Q: How much do you want to know about the person submitting to you?

A: Short bios are welcome. We're far more impressed with how the actual essay or prose poem (or piece of fiction) has been handled than with a list of accomplishments. We view accomplishments as a thing of the past; please show us your incredible present.

Q: If you publish writing, how much of a piece do you read before making the decision to reject it?

A: We try to read every piece carefully and all the way through, though if the first few paragraphs are way off target, we may stop before the end. We're more than willing to work with authors to help them discover our vision if the talent is there to begin with, and if they're interested in working with us. What we don't have time to do is rewrite an entire piece or suggest the tone of an entire work be changed. The bones have to be there in the first place.

Q: What additional evaluations, if any, does a piece go through before it is accepted?

A: Work goes through at least two readers before I take a peek at it, and of course each reader has his or her own aesthetic.The reader votes on each submission assigned to them, and leaves a note telling me why they do or don't think it's a fit for EIR. I've been known to take pieces that were voted down if I felt that with light edits the work could be repurposed to meet our needs. I've also been known to turn down work that has been voted up for one of several reasons: sometimes the theme simply doesn't fit within the other work already chosen, or we've already chosen a similar piece, or perhaps it's a good essay but not necessarily a strong lyric essay compared to the other essays that have come in. Once in a great while, I'll simply not like a favored story or essay, but can't really explain why. I suppose when my name is on the line as editor, I have that choice, but I certainly don't take it lightly; subjectivity in selections is an element in any venture such as this.

Q: What is a day in the life of an editor like for you?

A: I assign the titles that come in to our readers about once a week. I then read the readers' notes and take at least a passing glance at each piece of work before deciding whether to leave it in the running or reject it outright. The first few paragraphs, for me, are the most telling. I tag the promising works with the label, "Keep for Consideration," on Submittable, then eventually, I winnow down the list and make final decisions based on quality, theme, where it fits, etc. Often I'll reassign these finalists to all our readers so they can vote, and though I take their input seriously, I take full responsibility for the end decisions. If very small edits are necessary, we then deal with those, but I'm extremely careful not to over-edit an author's voice, yet obvious glitches will be dealt with. The fun part is sending out acceptance notices. I love that.
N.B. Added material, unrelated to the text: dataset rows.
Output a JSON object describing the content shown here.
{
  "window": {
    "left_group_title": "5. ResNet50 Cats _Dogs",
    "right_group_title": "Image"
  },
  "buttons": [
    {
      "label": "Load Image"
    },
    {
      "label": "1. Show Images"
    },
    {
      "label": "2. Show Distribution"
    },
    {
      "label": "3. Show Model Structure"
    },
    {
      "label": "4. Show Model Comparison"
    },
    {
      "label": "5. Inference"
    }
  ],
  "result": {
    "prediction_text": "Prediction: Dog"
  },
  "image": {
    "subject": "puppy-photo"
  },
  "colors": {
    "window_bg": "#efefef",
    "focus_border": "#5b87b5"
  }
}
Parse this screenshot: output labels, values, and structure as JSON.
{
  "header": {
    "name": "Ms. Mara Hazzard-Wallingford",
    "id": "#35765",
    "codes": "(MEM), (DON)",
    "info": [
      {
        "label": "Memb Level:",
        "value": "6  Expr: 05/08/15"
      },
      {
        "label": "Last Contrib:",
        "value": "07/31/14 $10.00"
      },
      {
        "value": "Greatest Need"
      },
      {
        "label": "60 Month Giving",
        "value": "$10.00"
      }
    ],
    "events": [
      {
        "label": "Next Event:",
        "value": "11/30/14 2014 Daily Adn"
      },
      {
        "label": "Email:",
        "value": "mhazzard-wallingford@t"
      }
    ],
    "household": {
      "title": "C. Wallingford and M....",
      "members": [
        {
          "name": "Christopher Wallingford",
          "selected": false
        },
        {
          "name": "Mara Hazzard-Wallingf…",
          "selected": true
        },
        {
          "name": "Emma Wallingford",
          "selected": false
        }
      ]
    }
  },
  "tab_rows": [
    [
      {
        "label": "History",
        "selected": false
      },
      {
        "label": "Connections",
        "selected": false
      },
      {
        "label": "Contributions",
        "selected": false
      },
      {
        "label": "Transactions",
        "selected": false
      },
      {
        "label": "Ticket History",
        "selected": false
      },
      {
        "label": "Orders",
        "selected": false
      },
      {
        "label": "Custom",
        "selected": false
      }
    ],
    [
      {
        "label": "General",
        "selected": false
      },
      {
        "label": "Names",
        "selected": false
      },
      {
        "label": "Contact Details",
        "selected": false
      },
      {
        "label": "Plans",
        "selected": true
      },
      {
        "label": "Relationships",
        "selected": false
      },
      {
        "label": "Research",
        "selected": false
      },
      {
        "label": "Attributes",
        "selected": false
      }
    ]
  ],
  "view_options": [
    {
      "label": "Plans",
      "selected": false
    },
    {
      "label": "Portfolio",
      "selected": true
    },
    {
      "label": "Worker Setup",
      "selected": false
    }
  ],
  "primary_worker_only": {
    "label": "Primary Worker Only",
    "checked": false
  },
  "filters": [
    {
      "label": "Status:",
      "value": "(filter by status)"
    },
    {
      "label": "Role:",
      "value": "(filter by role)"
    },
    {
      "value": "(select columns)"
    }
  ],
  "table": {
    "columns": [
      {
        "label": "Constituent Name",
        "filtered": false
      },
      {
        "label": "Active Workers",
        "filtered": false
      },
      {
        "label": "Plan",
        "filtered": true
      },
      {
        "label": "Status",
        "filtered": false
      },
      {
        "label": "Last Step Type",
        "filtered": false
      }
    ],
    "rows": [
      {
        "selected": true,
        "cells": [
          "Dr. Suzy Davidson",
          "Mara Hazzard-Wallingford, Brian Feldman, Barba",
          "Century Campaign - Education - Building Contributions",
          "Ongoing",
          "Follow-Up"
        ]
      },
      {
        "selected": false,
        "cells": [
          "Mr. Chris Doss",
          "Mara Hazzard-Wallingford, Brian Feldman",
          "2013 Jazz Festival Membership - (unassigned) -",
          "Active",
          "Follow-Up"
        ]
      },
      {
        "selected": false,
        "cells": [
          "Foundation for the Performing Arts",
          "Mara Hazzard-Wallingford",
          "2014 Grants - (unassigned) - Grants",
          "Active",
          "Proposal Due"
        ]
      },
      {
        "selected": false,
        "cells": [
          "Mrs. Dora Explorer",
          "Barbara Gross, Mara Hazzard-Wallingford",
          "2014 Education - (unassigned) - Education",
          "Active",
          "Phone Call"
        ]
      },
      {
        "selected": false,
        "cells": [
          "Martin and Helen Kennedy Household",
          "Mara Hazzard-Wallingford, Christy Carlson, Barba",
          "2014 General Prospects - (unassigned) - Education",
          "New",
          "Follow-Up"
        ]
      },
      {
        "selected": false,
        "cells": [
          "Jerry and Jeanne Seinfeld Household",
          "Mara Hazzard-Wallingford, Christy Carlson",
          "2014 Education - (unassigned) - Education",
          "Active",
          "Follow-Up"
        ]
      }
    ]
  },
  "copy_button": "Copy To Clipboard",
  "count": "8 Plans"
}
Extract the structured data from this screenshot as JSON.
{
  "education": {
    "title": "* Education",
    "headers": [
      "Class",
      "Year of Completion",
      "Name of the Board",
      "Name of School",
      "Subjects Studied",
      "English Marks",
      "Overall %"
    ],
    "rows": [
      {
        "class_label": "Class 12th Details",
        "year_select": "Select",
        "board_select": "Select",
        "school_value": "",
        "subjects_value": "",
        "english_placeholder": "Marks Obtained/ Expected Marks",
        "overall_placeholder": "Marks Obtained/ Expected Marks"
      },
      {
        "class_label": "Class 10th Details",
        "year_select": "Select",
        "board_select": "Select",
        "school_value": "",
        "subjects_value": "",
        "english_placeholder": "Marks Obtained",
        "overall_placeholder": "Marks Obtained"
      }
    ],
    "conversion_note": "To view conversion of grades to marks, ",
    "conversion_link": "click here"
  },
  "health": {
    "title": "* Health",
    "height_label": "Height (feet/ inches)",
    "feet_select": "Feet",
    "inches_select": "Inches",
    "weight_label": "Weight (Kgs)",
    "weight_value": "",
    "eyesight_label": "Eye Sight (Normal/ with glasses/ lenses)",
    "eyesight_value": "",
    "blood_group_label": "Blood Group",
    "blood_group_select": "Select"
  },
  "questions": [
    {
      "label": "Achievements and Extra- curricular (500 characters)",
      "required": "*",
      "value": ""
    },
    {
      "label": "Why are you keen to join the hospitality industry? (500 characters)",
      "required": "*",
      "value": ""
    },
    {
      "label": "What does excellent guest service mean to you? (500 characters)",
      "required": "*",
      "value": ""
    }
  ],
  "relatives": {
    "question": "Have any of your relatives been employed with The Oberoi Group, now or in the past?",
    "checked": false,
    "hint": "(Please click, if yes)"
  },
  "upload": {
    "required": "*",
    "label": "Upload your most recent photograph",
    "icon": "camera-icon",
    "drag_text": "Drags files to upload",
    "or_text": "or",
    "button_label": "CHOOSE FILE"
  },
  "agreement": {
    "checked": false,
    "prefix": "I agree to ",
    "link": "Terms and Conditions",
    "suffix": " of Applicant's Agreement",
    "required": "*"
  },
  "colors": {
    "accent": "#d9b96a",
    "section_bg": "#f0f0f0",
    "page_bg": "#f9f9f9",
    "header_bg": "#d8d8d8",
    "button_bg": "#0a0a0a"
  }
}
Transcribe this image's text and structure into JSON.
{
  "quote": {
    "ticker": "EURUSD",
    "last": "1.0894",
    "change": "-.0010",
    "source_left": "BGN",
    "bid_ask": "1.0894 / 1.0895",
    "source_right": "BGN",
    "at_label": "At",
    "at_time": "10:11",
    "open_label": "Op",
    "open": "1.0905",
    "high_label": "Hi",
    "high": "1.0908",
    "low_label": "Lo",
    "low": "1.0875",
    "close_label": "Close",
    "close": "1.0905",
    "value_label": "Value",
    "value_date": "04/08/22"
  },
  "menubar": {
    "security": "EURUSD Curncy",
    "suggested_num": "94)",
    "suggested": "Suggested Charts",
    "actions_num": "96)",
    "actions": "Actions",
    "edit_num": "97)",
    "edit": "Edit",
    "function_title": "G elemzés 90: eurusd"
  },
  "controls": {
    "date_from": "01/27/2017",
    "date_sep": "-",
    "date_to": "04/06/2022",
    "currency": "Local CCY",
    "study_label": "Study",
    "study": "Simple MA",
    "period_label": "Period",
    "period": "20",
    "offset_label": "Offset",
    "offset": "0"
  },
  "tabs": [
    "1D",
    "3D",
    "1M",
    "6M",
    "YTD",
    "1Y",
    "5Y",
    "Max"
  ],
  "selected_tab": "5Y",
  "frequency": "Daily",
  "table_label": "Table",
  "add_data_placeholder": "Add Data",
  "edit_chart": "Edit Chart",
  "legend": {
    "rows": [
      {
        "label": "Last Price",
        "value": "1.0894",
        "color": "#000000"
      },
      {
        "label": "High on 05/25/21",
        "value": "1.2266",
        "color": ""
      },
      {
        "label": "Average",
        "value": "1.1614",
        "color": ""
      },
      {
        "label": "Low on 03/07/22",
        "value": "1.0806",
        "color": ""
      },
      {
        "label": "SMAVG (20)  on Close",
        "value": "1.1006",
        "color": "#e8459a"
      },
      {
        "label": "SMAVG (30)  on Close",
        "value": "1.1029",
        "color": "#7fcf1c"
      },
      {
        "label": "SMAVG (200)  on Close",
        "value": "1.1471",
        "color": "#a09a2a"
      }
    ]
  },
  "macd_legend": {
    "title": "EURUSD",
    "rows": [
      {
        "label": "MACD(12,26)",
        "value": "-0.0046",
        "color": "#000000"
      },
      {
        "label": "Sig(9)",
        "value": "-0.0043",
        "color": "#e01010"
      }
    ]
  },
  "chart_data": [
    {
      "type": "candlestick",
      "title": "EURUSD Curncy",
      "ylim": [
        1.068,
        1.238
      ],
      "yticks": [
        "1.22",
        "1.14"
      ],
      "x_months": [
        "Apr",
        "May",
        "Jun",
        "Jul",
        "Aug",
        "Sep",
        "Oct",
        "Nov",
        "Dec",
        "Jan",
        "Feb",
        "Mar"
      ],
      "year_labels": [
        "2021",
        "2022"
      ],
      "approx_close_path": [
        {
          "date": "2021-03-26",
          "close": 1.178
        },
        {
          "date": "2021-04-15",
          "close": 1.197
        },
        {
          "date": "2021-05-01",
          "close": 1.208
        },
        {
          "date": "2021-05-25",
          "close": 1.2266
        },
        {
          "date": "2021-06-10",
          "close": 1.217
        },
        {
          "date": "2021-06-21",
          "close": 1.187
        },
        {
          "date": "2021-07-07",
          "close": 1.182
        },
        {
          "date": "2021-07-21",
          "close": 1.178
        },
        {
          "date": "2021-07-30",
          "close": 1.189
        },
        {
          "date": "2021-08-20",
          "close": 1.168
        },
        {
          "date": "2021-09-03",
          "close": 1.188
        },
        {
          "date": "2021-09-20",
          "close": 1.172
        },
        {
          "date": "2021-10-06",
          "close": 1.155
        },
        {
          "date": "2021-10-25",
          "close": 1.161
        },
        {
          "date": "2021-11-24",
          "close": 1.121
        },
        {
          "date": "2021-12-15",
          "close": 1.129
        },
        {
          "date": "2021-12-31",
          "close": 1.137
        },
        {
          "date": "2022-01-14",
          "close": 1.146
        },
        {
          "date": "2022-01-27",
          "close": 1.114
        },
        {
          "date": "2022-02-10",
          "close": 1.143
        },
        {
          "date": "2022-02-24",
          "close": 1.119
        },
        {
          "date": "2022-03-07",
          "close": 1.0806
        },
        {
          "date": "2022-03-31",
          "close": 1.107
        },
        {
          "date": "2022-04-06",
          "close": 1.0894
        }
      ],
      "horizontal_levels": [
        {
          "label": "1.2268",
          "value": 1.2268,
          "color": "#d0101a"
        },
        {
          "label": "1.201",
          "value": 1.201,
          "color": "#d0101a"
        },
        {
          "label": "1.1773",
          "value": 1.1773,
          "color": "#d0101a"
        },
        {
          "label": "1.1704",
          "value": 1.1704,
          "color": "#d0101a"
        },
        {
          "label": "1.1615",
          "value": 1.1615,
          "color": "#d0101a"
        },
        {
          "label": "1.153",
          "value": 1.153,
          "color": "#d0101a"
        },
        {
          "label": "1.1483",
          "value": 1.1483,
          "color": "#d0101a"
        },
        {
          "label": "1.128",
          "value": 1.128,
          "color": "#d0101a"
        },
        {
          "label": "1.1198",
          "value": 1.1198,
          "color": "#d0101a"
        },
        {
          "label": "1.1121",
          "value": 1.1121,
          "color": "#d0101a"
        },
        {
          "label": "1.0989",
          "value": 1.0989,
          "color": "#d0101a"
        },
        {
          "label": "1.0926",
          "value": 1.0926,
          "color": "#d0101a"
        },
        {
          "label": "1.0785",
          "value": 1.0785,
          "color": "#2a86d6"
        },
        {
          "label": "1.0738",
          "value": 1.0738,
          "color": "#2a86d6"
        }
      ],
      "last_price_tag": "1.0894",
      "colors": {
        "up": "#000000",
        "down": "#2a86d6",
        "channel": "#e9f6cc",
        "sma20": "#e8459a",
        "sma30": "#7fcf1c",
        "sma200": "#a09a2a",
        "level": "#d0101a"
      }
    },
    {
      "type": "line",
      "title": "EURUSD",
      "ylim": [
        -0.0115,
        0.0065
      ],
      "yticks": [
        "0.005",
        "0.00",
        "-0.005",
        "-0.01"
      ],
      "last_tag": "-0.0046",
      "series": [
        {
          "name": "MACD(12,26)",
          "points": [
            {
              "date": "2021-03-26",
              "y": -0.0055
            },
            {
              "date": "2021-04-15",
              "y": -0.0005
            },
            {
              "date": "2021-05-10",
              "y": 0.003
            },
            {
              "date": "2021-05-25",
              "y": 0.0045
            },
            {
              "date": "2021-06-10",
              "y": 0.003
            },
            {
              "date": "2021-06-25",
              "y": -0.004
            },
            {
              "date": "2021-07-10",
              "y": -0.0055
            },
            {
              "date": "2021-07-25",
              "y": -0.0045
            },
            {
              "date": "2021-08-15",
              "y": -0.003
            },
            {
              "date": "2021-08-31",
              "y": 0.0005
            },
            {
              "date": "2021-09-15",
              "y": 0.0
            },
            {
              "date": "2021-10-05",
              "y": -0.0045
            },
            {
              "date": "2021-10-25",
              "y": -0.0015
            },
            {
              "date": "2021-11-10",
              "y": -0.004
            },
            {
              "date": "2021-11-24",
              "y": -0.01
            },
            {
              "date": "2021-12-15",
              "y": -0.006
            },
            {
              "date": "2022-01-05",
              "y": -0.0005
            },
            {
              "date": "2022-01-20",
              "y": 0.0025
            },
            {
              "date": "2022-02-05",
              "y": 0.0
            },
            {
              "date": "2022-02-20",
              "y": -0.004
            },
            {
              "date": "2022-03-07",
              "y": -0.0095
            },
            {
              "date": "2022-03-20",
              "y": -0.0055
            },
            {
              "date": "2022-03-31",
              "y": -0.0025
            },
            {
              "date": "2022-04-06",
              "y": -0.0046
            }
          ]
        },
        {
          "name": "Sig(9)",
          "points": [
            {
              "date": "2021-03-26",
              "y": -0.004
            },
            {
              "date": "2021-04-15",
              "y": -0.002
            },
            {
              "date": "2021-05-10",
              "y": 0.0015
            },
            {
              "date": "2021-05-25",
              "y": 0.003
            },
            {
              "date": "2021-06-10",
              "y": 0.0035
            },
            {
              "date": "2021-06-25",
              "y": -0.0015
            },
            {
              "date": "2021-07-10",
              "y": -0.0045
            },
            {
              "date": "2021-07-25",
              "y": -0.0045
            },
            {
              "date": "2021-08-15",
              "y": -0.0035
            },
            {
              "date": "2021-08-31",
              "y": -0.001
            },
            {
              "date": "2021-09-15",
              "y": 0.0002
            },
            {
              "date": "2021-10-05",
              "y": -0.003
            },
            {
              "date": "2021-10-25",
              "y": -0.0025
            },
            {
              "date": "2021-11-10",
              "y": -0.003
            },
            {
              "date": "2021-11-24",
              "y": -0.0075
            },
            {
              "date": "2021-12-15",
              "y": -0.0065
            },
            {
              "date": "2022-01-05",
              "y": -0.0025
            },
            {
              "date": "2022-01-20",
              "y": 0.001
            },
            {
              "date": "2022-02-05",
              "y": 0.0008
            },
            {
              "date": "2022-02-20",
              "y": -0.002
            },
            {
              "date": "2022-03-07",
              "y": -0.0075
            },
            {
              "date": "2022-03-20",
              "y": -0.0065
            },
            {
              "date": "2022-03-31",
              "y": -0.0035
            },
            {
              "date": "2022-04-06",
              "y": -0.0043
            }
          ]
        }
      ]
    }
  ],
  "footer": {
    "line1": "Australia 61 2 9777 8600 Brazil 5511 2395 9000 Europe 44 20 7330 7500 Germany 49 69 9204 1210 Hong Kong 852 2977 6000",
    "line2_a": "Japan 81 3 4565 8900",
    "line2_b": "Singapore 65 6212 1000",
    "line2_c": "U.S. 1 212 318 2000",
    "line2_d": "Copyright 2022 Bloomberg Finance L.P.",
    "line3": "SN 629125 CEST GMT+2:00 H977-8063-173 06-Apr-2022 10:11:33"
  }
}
Q: How important do you feel it is for publishers to embrace modern technologies?

A: Essential. We began with email submissions then switched to Submittable after about six weeks; it's far more user and publisher friendly. We use POD publishing for our print issues. The diversity available today provides us with so many great options.

Q: How much do you edit an accepted piece prior to publication?

A: We do only minor editing, if any. If a piece of writing needs more than that, it shouldn't have been submitted to us in the first place. And of course the author is able to approve or question all edits.

Q: Do you nominate work you've published for any national or international awards?

A: The Pushcart, Best of the Net, Best American Essays, Best Short Stories, and maybe another one or two.